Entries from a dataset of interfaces
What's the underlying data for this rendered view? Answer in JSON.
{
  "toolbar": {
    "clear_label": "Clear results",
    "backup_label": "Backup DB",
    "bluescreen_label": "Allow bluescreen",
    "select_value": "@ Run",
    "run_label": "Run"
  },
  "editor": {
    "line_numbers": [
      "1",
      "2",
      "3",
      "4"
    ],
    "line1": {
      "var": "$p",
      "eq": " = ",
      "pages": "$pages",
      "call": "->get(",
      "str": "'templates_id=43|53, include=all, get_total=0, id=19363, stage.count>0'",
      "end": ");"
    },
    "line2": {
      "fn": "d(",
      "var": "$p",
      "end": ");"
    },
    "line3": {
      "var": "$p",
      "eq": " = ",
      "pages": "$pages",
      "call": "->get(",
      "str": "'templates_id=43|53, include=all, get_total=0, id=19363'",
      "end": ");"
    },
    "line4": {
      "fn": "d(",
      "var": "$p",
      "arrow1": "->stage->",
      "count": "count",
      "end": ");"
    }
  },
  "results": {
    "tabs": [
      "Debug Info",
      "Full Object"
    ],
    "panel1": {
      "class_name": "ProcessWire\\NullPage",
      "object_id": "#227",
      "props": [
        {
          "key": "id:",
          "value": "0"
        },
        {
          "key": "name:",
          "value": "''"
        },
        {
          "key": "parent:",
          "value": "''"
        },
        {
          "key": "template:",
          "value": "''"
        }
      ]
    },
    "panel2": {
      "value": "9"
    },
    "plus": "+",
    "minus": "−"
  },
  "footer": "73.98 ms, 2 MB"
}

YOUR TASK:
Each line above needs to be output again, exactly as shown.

SOLUTION:
What's the underlying data for this rendered view? Answer in JSON.
{
  "toolbar": {
    "clear_label": "Clear results",
    "backup_label": "Backup DB",
    "bluescreen_label": "Allow bluescreen",
    "select_value": "@ Run",
    "run_label": "Run"
  },
  "editor": {
    "line_numbers": [
      "1",
      "2",
      "3",
      "4"
    ],
    "line1": {
      "var": "$p",
      "eq": " = ",
      "pages": "$pages",
      "call": "->get(",
      "str": "'templates_id=43|53, include=all, get_total=0, id=19363, stage.count>0'",
      "end": ");"
    },
    "line2": {
      "fn": "d(",
      "var": "$p",
      "end": ");"
    },
    "line3": {
      "var": "$p",
      "eq": " = ",
      "pages": "$pages",
      "call": "->get(",
      "str": "'templates_id=43|53, include=all, get_total=0, id=19363'",
      "end": ");"
    },
    "line4": {
      "fn": "d(",
      "var": "$p",
      "arrow1": "->stage->",
      "count": "count",
      "end": ");"
    }
  },
  "results": {
    "tabs": [
      "Debug Info",
      "Full Object"
    ],
    "panel1": {
      "class_name": "ProcessWire\\NullPage",
      "object_id": "#227",
      "props": [
        {
          "key": "id:",
          "value": "0"
        },
        {
          "key": "name:",
          "value": "''"
        },
        {
          "key": "parent:",
          "value": "''"
        },
        {
          "key": "template:",
          "value": "''"
        }
      ]
    },
    "panel2": {
      "value": "9"
    },
    "plus": "+",
    "minus": "−"
  },
  "footer": "73.98 ms, 2 MB"
}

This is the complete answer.